How can this dream of the BGCT embracing conflict in a positive healthy way become a practical reality? If it was as easy as it sounds why has our convention splintered and over one thousand churches left our ranks? Doesn’t Fundamentalism by its very nature draw lines in the sand that fragment our fellowship? Does fighting Fundamentalism and its advance practically promise two camps in our extended family?
Granted, I have a tendency to have a “Pollyanna” view of tomorrow. I realize this effort is God-sized, but as Paul says “make every effort to keep the unity of the Spirit.” So what do we need to do in a practical sense to “make every effort” to embrace our conflicts?
- Dissect Conflict
In order to understand conflict, one must be willing to dissect it and get to the heart of the matter. Religious conflicts can often be traced according to Robert Dale to “two broad categories, facts and feelings.” These facts and feelings create the tension or “anxiety” the organization experiences in its ranks. This “anxiety” does not have to be harmful in fact if properly channeled these feelings can lead to change and health.
Often facts and feelings lead to what Phillip V. Lewis in Transformational Leadership defines as a “party spirit” which can divide a fellowship into factions. Typically this “divisiveness” can be traced back to a “small core of people” who do not realize they are working to “destroy something rather than build it up” according to Thom Rainer in Eating the Elephant. Often these groups meet in small secret gatherings which according to Peter Steinke(How Your Church Family Works) which seldom seek the “welfare of the whole community.” In fact, he notes it is “the secrecy itself, not the content of the secrets, that is harmful.”
Robert Moeller in Healing Conflict in the Church speaks of these small groups and their agendas noting that what he calls “rump groups” have three basic rules:
a. Share information no one else in the room has any right to know.
b. Discuss details that can’t be immediately verified or denied by anyone else in the room.

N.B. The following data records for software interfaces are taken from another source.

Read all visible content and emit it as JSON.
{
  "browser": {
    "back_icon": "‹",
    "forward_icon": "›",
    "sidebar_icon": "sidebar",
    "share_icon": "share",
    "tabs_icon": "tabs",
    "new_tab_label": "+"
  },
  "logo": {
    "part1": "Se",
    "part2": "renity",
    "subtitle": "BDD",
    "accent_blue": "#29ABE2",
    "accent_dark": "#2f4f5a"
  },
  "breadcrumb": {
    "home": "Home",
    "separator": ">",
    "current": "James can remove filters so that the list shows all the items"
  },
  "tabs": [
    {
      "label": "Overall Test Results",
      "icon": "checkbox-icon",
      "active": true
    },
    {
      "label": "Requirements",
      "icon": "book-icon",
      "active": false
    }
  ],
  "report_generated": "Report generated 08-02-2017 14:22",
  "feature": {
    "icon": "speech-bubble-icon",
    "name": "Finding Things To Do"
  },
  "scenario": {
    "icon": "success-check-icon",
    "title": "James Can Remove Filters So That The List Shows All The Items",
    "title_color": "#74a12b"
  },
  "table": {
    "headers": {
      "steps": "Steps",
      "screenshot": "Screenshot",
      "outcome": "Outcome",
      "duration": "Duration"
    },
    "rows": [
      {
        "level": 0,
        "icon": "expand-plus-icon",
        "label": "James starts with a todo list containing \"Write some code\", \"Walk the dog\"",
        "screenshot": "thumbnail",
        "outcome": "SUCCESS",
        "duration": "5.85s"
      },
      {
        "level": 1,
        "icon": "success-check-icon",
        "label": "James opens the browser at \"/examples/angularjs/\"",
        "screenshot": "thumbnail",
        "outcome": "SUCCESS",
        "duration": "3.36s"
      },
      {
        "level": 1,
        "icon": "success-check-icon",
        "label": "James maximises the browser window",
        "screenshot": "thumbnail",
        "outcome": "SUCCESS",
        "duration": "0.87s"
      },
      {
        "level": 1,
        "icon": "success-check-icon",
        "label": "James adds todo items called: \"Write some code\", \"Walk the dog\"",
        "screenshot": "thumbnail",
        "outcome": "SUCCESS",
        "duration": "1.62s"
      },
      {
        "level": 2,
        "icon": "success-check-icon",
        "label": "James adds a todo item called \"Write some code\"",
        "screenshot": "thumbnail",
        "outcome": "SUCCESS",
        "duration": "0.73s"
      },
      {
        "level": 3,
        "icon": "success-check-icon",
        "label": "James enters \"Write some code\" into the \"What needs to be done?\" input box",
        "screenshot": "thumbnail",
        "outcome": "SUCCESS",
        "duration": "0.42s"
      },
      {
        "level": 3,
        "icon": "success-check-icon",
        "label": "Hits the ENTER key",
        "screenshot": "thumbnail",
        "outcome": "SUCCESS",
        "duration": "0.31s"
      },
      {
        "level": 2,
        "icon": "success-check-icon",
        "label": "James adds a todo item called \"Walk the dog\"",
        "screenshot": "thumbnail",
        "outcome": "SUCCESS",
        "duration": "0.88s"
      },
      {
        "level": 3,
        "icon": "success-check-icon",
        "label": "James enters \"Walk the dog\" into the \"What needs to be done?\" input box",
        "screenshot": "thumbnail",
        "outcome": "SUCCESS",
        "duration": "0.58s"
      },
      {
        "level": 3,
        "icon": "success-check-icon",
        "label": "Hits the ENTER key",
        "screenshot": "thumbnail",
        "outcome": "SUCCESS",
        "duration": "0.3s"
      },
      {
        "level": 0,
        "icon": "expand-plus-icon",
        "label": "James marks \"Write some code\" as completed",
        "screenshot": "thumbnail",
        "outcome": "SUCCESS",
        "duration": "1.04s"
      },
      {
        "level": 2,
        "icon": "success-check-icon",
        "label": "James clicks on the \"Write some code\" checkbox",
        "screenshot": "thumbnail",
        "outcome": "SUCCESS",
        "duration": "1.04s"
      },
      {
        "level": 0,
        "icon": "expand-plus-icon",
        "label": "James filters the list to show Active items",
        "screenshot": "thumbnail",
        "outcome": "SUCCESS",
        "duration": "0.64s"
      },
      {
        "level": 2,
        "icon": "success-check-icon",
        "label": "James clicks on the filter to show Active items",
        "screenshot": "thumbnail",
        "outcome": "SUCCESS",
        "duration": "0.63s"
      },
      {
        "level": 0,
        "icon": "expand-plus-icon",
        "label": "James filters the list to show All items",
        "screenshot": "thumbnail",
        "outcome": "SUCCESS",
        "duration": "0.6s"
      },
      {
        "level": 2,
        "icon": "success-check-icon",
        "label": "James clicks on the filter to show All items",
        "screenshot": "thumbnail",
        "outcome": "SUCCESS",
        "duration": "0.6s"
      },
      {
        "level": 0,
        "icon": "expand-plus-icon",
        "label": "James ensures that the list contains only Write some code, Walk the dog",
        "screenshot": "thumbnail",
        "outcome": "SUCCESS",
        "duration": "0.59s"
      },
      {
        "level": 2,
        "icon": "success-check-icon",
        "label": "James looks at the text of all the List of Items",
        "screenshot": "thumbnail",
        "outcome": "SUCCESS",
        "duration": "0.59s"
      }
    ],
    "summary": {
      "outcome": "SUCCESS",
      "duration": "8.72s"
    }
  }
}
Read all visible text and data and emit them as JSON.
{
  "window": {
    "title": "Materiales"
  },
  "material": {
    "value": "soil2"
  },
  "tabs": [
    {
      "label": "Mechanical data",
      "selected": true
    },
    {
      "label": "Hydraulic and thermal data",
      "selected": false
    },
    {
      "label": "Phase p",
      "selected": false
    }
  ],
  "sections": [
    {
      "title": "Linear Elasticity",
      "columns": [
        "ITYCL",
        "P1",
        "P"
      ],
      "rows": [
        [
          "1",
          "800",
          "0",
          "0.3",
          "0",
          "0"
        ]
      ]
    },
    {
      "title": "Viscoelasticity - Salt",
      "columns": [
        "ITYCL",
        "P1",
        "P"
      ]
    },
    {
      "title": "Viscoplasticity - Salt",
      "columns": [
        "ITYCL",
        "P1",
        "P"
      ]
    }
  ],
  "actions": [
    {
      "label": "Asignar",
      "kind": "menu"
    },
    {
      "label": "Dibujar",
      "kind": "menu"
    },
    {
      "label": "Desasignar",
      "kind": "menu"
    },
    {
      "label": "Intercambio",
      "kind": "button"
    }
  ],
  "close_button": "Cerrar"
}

c. Reveal just enough facts to leave a questionable impression of another person’s character.
It seems to me Moeller has been reading pages out of our Baptist playbook!
Another key factor to negatively handling conflict is when people talk about each other rather than talking to each other when a problem arises. This is called “triangling” in systems theory, and it goes directly in opposition to Jesus’ challenge to His followers to go to your brother face to face or person to person when a conflict arises.
Too often we make conflict “personal” rather than focusing on the actual “problem” or issue needing to be addressed. When we dissect a conflict we need to focus on the issues and solutions rather than people and parties.
- Channel Conflict toward Growth
In times of conflict the response of leadership is critical. If the leaders function responsibly as what Edwin Friedman calls “a non anxious presence” the system will remain relatively calm and will be able to process the conflict toward growth. Norman Shawchuck has noted a wide variety of ways leaders react to conflict. Some leaders avoid conflict like a “turtle” sticking its head in its shell, others accommodate conflict much like a “teddy bear”. Other leaders seek to collaborate much like an “owl”, while others compromise like a “fox”. Aggressive leaders many times compete to win in conflict like a “shark”. How the leadership responds often makes all the difference in the world.
Philip Lewis notes the healthiest way to address conflict is to “approach it head on, face to face, with the individual or individuals involved”. Conflicts must be faced head on and resolved if growth and vitality are to result. When conflicts are proactively address it protects the organization from the dangers of what Robert Dale in To Dream Again calls “gunnysacking” which happens when a group “suppresses conflicts” and stores them up much a stock pile of weapons that could lead to a “major explosion” leaving brokenness and deep division when the smoke clears. Dale notes of churches that stable congregations “have frequent, but smaller conflicts”.
A wise leader embraces conflict head on and works toward “win/win” solutions by helping people find common ground in the midst of conflict, and by helping them discover creative ways to work toward resolution and possibly synergy. Resolved conflicts often become the foundation of a bright future together like you see unfolding on the pages of Acts.
So the next time you read of conflict on the pages of the Baptist Standard or on the scene of your computer as you read a blog don’t throw up your hands in frustration, but embrace conflict as an opportunity for us to get to know each other better and a great chance for us to learn how to work together better in the days ahead. Remember “make every effort to keep the unity of the Spirit!”